His front lines were also continuously manned by soldiers. He had a reserve of 300 regulars who could support new and untested militiamen. Meanwhile, Indiana Yellow Jackets’ Captain Spier Spencer was in charge of the southern part.
While Harrison was suspicious of the peace offered by Tenskwatawa, the latter was also impatient. He said there would be a ceasefire because he needed time for Tecumseh to gather additional forces. The Shawnee Chief had warned him and the rest not to incite war until their Confederacy was stable and strong.
Tenskwatawa went up on a rock ledge in the center of the Confederacy in Prophetstown and encouraged his people to chant and sing war songs. He promised everyone that the incantations would protect them from the white settlers’ bullets.
At dawn the following day, they surrounded Harrison’s men. They attacked the northern part of the rectangular defense. The shots that ensued woke the rest of the US soldiers. Because of the surprise attack, Spencer’s men retreated. Warriors had somehow defeated two commanding lieutenants.
However, Harrison was also on the move. He transferred the Indiana Mounted Rifles and Captain David Robb to the south to help stabilize the area. Because of the more vigorous defense, Tenskwatawa and his men had no choice but to withdraw.
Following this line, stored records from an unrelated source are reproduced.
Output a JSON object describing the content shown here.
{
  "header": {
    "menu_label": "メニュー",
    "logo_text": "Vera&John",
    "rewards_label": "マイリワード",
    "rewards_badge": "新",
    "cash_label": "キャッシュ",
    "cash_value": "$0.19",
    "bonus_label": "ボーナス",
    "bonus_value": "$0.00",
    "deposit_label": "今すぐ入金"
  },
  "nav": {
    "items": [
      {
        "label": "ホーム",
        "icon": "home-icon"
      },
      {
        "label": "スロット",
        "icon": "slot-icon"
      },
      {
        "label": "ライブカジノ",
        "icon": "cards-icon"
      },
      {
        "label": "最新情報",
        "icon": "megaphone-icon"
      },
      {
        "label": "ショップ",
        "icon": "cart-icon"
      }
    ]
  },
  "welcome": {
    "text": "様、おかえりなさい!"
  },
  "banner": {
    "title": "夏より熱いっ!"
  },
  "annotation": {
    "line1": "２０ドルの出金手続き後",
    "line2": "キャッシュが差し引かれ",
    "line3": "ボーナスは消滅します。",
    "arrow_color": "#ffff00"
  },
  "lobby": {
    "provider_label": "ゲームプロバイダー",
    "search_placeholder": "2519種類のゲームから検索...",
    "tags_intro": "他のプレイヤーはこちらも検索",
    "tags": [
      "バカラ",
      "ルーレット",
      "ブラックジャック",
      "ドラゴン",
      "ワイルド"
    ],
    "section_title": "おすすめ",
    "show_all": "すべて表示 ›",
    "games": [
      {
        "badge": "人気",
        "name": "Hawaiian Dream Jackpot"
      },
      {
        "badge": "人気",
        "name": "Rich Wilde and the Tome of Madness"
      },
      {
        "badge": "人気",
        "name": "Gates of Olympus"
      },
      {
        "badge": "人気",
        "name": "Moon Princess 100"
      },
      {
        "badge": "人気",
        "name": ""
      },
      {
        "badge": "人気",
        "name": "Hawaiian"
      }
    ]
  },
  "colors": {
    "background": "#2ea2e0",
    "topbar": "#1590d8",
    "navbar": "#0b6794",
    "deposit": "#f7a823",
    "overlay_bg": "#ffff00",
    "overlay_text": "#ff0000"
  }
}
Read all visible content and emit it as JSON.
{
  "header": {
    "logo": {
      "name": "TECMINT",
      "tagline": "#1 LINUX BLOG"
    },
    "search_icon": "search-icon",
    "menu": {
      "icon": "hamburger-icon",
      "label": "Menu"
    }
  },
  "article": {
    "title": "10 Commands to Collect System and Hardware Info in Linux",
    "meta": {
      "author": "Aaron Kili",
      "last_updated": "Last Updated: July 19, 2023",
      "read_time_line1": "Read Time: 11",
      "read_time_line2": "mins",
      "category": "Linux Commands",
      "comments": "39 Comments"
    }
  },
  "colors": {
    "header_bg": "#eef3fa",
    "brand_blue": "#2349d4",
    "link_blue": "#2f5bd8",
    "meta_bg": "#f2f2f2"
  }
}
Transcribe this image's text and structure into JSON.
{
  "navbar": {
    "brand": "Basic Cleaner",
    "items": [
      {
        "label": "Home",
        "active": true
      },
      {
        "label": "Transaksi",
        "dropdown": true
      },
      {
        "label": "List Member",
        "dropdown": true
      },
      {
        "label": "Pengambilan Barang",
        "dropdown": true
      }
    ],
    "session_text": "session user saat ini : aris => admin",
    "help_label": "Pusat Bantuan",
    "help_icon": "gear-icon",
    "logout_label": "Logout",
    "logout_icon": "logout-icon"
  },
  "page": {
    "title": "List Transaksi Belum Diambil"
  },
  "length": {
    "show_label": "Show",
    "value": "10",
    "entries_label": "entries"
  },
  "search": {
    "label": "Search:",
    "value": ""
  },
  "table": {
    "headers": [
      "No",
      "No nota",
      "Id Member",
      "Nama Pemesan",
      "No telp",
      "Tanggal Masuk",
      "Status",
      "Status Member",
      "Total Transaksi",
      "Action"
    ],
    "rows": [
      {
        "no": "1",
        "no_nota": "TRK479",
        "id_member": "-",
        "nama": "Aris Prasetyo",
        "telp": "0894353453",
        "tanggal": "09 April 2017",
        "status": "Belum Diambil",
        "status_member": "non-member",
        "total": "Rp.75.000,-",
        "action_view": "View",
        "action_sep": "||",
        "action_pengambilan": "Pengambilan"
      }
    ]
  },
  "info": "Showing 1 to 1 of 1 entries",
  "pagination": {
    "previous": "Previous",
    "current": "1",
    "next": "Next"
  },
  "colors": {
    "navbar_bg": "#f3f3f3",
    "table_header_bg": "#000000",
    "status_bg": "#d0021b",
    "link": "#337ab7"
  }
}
It didn’t stop the Native Americans from attacking a second time. During that time, they simultaneously attacked both the northern and southern ends. The southern flank received the brunt of the attacks, but could hold up better the second time with its reinforced defense.
Meanwhile, Major Joseph Hamilton Daveiss led the northern flank. His men were able to more than adequately resist the second attack. He even led an attack that intended to have the advancing Native Americans retreat. However brave the strategy may be, the major was wounded. He died not long after.
Guerilla and surprise tactics might have given the Native Americans an initial advantage. Still, Harrison’s superior weapons and numbers soon had his men hold their positions and dispel the attacks.
Because of this, the Braves retreated to Prophetstown. They were not happy with Tenskwatawa. Having been promised that the spells and incantations would protect them, they no longer believed in Tenskwatawa. They no longer wanted to follow him, leaving the Confederacy center.
With fewer Native Americans guarding Prophetstown, the Confederacy center became even more vulnerable to the white settlers.
So, on November 8, 1811, Harrison could torch the village without much resistance. He then went back to Vincennes.
Three months after the Battle of Tippecanoe, Tecumseh returned to find Prophetstown in ruins. It ended his hopes of having a Native American Confederacy keeping and maintaining their ancestral lands.
Who won the Battle of Tippecanoe?
The white settlers, under Governor Harrison, won the Battle of Tippecanoe. While the US government certainly had the numbers and the weapons, Tenskwatawa’s impatience had also contributed to the quick defeat.
There was no guarantee that a stronger Confederacy of Native Americans would have helped the cause. However, Tenkswatawa should still have waited for Tecumseh. They probably would have better chances. He also destroyed any possible chances for a conference between the two leaders by breaking the trust of the settlers. Of course, Harrison’s men were also skeptical about making such deals, anyway, and more likely to attack eventually. Still, it should be remembered that the Braves were the first to attack.
What happened after the Battle of Tippecanoe?
The Battle of Tippecanoe happened in Central Indiana. However, many other tribes were dealing with the same issues as they tried to hold on to their ancestral lands.
The significant blow did not fully retire Tecumseh. He managed to hold his remaining forces together to ally with Great Britain during the 1812 War. Tecumseh and his Braves might have been defeated in the Battle of Tippecanoe. However, they still played a vital role in making the British military win in the Great Lakes region.